DESCRIPTION OF THE TASK:
Return every line of the data exactly as it appears.

RECORDS TO USE:
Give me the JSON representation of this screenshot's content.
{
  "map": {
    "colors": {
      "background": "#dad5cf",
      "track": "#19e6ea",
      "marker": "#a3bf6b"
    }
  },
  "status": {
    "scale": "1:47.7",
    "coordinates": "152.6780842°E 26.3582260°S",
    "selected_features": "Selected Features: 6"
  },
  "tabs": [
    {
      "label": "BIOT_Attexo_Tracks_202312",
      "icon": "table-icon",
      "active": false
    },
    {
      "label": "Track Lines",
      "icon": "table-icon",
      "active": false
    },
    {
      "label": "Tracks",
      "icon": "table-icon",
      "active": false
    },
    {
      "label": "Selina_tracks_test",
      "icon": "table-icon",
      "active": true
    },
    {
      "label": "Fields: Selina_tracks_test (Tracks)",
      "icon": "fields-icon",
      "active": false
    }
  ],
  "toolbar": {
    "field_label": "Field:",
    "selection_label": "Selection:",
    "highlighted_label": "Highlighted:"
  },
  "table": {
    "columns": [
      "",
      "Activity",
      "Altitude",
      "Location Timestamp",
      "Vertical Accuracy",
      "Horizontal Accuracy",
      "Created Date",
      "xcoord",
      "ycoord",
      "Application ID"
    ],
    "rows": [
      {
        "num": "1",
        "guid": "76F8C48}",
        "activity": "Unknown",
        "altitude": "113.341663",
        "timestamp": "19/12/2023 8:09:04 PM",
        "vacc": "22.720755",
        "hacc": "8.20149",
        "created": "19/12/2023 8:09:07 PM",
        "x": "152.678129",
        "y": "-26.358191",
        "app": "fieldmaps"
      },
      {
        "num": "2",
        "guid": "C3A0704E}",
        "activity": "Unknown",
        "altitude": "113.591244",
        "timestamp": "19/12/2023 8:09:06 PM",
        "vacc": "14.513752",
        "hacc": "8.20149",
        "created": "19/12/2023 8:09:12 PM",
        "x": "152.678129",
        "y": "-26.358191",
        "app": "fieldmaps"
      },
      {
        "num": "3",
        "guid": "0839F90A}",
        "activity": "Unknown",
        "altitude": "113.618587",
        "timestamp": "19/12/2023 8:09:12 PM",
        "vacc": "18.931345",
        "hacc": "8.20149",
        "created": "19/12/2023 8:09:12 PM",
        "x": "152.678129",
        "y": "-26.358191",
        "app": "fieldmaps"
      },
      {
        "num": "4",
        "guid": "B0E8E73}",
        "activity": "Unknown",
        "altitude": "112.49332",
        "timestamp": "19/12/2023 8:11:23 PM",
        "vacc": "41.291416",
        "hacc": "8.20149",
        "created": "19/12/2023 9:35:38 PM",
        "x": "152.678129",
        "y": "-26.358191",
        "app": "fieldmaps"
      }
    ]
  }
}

ANSWER SECTION:
Give me the JSON representation of this screenshot's content.
{
  "map": {
    "colors": {
      "background": "#dad5cf",
      "track": "#19e6ea",
      "marker": "#a3bf6b"
    }
  },
  "status": {
    "scale": "1:47.7",
    "coordinates": "152.6780842°E 26.3582260°S",
    "selected_features": "Selected Features: 6"
  },
  "tabs": [
    {
      "label": "BIOT_Attexo_Tracks_202312",
      "icon": "table-icon",
      "active": false
    },
    {
      "label": "Track Lines",
      "icon": "table-icon",
      "active": false
    },
    {
      "label": "Tracks",
      "icon": "table-icon",
      "active": false
    },
    {
      "label": "Selina_tracks_test",
      "icon": "table-icon",
      "active": true
    },
    {
      "label": "Fields: Selina_tracks_test (Tracks)",
      "icon": "fields-icon",
      "active": false
    }
  ],
  "toolbar": {
    "field_label": "Field:",
    "selection_label": "Selection:",
    "highlighted_label": "Highlighted:"
  },
  "table": {
    "columns": [
      "",
      "Activity",
      "Altitude",
      "Location Timestamp",
      "Vertical Accuracy",
      "Horizontal Accuracy",
      "Created Date",
      "xcoord",
      "ycoord",
      "Application ID"
    ],
    "rows": [
      {
        "num": "1",
        "guid": "76F8C48}",
        "activity": "Unknown",
        "altitude": "113.341663",
        "timestamp": "19/12/2023 8:09:04 PM",
        "vacc": "22.720755",
        "hacc": "8.20149",
        "created": "19/12/2023 8:09:07 PM",
        "x": "152.678129",
        "y": "-26.358191",
        "app": "fieldmaps"
      },
      {
        "num": "2",
        "guid": "C3A0704E}",
        "activity": "Unknown",
        "altitude": "113.591244",
        "timestamp": "19/12/2023 8:09:06 PM",
        "vacc": "14.513752",
        "hacc": "8.20149",
        "created": "19/12/2023 8:09:12 PM",
        "x": "152.678129",
        "y": "-26.358191",
        "app": "fieldmaps"
      },
      {
        "num": "3",
        "guid": "0839F90A}",
        "activity": "Unknown",
        "altitude": "113.618587",
        "timestamp": "19/12/2023 8:09:12 PM",
        "vacc": "18.931345",
        "hacc": "8.20149",
        "created": "19/12/2023 8:09:12 PM",
        "x": "152.678129",
        "y": "-26.358191",
        "app": "fieldmaps"
      },
      {
        "num": "4",
        "guid": "B0E8E73}",
        "activity": "Unknown",
        "altitude": "112.49332",
        "timestamp": "19/12/2023 8:11:23 PM",
        "vacc": "41.291416",
        "hacc": "8.20149",
        "created": "19/12/2023 9:35:38 PM",
        "x": "152.678129",
        "y": "-26.358191",
        "app": "fieldmaps"
      }
    ]
  }
}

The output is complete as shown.